When a line below contains the word "true", copy that line.
[[ Dataset content open ]]
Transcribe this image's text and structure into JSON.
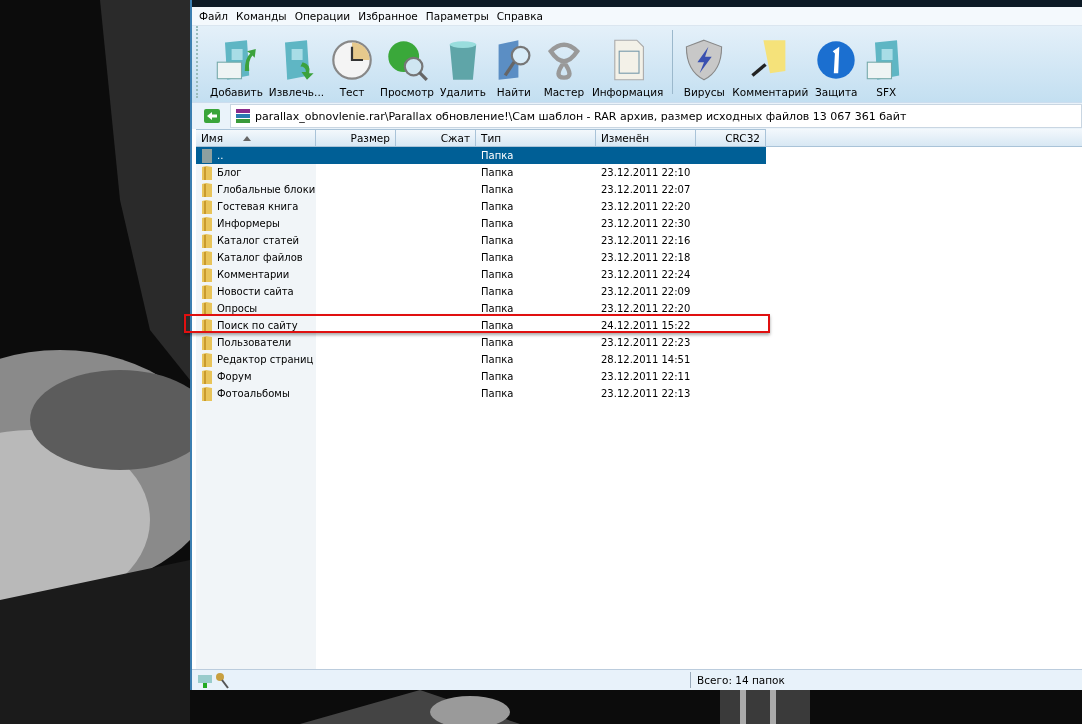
{
  "menu": [
    "Файл",
    "Команды",
    "Операции",
    "Избранное",
    "Параметры",
    "Справка"
  ],
  "toolbar": [
    {
      "label": "Добавить",
      "kind": "add"
    },
    {
      "label": "Извлечь...",
      "kind": "extract"
    },
    {
      "label": "Тест",
      "kind": "test"
    },
    {
      "label": "Просмотр",
      "kind": "view"
    },
    {
      "label": "Удалить",
      "kind": "delete"
    },
    {
      "label": "Найти",
      "kind": "find"
    },
    {
      "label": "Мастер",
      "kind": "wizard"
    },
    {
      "label": "Информация",
      "kind": "info"
    },
    {
      "label": "Вирусы",
      "kind": "virus",
      "group_start": true
    },
    {
      "label": "Комментарий",
      "kind": "comment"
    },
    {
      "label": "Защита",
      "kind": "protect"
    },
    {
      "label": "SFX",
      "kind": "sfx"
    }
  ],
  "path": "parallax_obnovlenie.rar\\Parallax обновление!\\Сам шаблон - RAR архив, размер исходных файлов 13 067 361 байт",
  "columns": [
    {
      "label": "Имя",
      "sorted": true
    },
    {
      "label": "Размер",
      "sorted": false
    },
    {
      "label": "Сжат",
      "sorted": false
    },
    {
      "label": "Тип",
      "sorted": false
    },
    {
      "label": "Изменён",
      "sorted": false
    },
    {
      "label": "CRC32",
      "sorted": false
    }
  ],
  "rows": [
    {
      "name": "..",
      "kind": "parent",
      "type": "Папка",
      "selected": true,
      "highlighted": false
    },
    {
      "name": "Блог",
      "kind": "folder",
      "type": "Папка",
      "modified": "23.12.2011 22:10",
      "selected": false,
      "highlighted": false
    },
    {
      "name": "Глобальные блоки",
      "kind": "folder",
      "type": "Папка",
      "modified": "23.12.2011 22:07",
      "selected": false,
      "highlighted": false
    },
    {
      "name": "Гостевая книга",
      "kind": "folder",
      "type": "Папка",
      "modified": "23.12.2011 22:20",
      "selected": false,
      "highlighted": false
    },
    {
      "name": "Информеры",
      "kind": "folder",
      "type": "Папка",
      "modified": "23.12.2011 22:30",
      "selected": false,
      "highlighted": false
    },
    {
      "name": "Каталог статей",
      "kind": "folder",
      "type": "Папка",
      "modified": "23.12.2011 22:16",
      "selected": false,
      "highlighted": false
    },
    {
      "name": "Каталог файлов",
      "kind": "folder",
      "type": "Папка",
      "modified": "23.12.2011 22:18",
      "selected": false,
      "highlighted": false
    },
    {
      "name": "Комментарии",
      "kind": "folder",
      "type": "Папка",
      "modified": "23.12.2011 22:24",
      "selected": false,
      "highlighted": false
    },
    {
      "name": "Новости сайта",
      "kind": "folder",
      "type": "Папка",
      "modified": "23.12.2011 22:09",
      "selected": false,
      "highlighted": false
    },
    {
      "name": "Опросы",
      "kind": "folder",
      "type": "Папка",
      "modified": "23.12.2011 22:20",
      "selected": false,
      "highlighted": false
    },
    {
      "name": "Поиск по сайту",
      "kind": "folder",
      "type": "Папка",
      "modified": "24.12.2011 15:22",
      "selected": false,
      "highlighted": true
    },
    {
      "name": "Пользователи",
      "kind": "folder",
      "type": "Папка",
      "modified": "23.12.2011 22:23",
      "selected": false,
      "highlighted": false
    },
    {
      "name": "Редактор страниц",
      "kind": "folder",
      "type": "Папка",
      "modified": "28.12.2011 14:51",
      "selected": false,
      "highlighted": false
    },
    {
      "name": "Форум",
      "kind": "folder",
      "type": "Папка",
      "modified": "23.12.2011 22:11",
      "selected": false,
      "highlighted": false
    },
    {
      "name": "Фотоальбомы",
      "kind": "folder",
      "type": "Папка",
      "modified": "23.12.2011 22:13",
      "selected": false,
      "highlighted": false
    }
  ],
  "status_bar": {
    "total": "Всего: 14 папок"
  }
}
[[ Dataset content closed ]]
**Finished task:**
      "group_start": true
      "sorted": true
      "selected": true,
      "highlighted": true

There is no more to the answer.